### [WORK TO BE COMPLETED]
Go through the entries one line at a time, and gather every line that has the word "this".

### [Website and app data records]
--

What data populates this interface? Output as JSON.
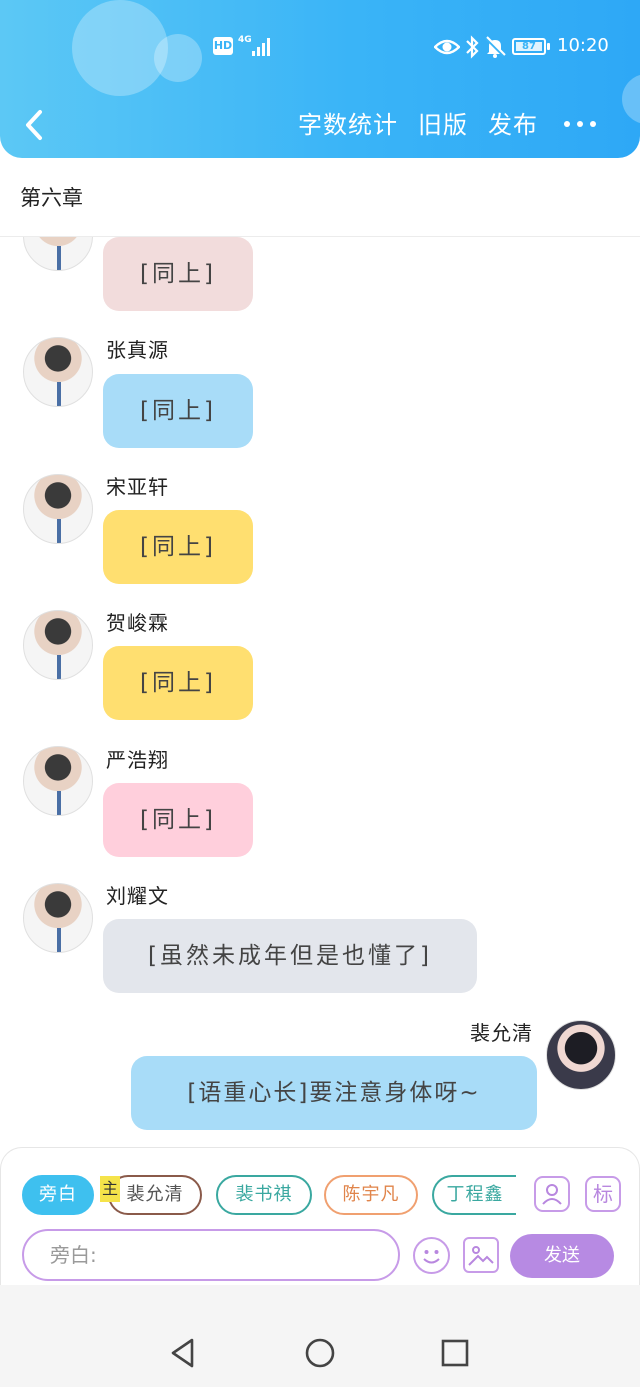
{
  "status_bar": {
    "hd": "HD",
    "network": "4G",
    "battery": "87",
    "time": "10:20",
    "icons": [
      "eye-icon",
      "bluetooth-icon",
      "mute-bell-icon"
    ]
  },
  "header": {
    "back_icon": "chevron-left-icon",
    "word_count": "字数统计",
    "old_version": "旧版",
    "publish": "发布",
    "more_icon": "more-dots-icon",
    "colors": {
      "start": "#5cc8f5",
      "end": "#2ea8f6"
    }
  },
  "chapter": {
    "title": "第六章"
  },
  "messages": [
    {
      "name": "",
      "text": "[同上]",
      "color": "#f2dcdc",
      "side": "left"
    },
    {
      "name": "张真源",
      "text": "[同上]",
      "color": "#a8dcf8",
      "side": "left"
    },
    {
      "name": "宋亚轩",
      "text": "[同上]",
      "color": "#ffdf70",
      "side": "left"
    },
    {
      "name": "贺峻霖",
      "text": "[同上]",
      "color": "#ffdf70",
      "side": "left"
    },
    {
      "name": "严浩翔",
      "text": "[同上]",
      "color": "#ffcfdc",
      "side": "left"
    },
    {
      "name": "刘耀文",
      "text": "[虽然未成年但是也懂了]",
      "color": "#e3e6ec",
      "side": "left"
    },
    {
      "name": "裴允清",
      "text": "[语重心长]要注意身体呀~",
      "color": "#a8dcf8",
      "side": "right"
    }
  ],
  "composer": {
    "narration_chip": "旁白",
    "main_tag": "主",
    "characters": [
      {
        "label": "裴允清",
        "color": "#8a5a4a"
      },
      {
        "label": "裴书祺",
        "color": "#3aa8a0"
      },
      {
        "label": "陈宇凡",
        "color": "#f0a070"
      },
      {
        "label": "丁程鑫",
        "color": "#3aa8a0"
      }
    ],
    "tag_button": "标",
    "input_placeholder": "旁白:",
    "send": "发送",
    "icons": [
      "person-icon",
      "emoji-icon",
      "image-icon"
    ]
  },
  "system_nav": {
    "icons": [
      "back-triangle-icon",
      "home-circle-icon",
      "recents-square-icon"
    ]
  }
}
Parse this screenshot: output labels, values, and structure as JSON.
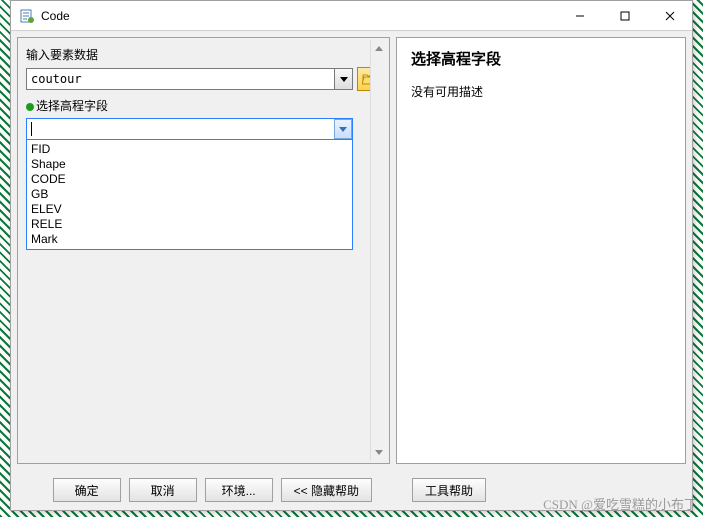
{
  "window": {
    "title": "Code"
  },
  "left": {
    "input_label": "输入要素数据",
    "input_value": "coutour",
    "field_label": "选择高程字段",
    "dropdown_options": [
      "FID",
      "Shape",
      "CODE",
      "GB",
      "ELEV",
      "RELE",
      "Mark"
    ]
  },
  "right": {
    "title": "选择高程字段",
    "body": "没有可用描述"
  },
  "buttons": {
    "ok": "确定",
    "cancel": "取消",
    "env": "环境...",
    "hide_help": "<< 隐藏帮助",
    "tool_help": "工具帮助"
  },
  "watermark": "CSDN @爱吃雪糕的小布丁"
}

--

### [OUTPUT BELOW]
What data populates this interface? Output as JSON.
Parse this screenshot: output labels, values, and structure as JSON.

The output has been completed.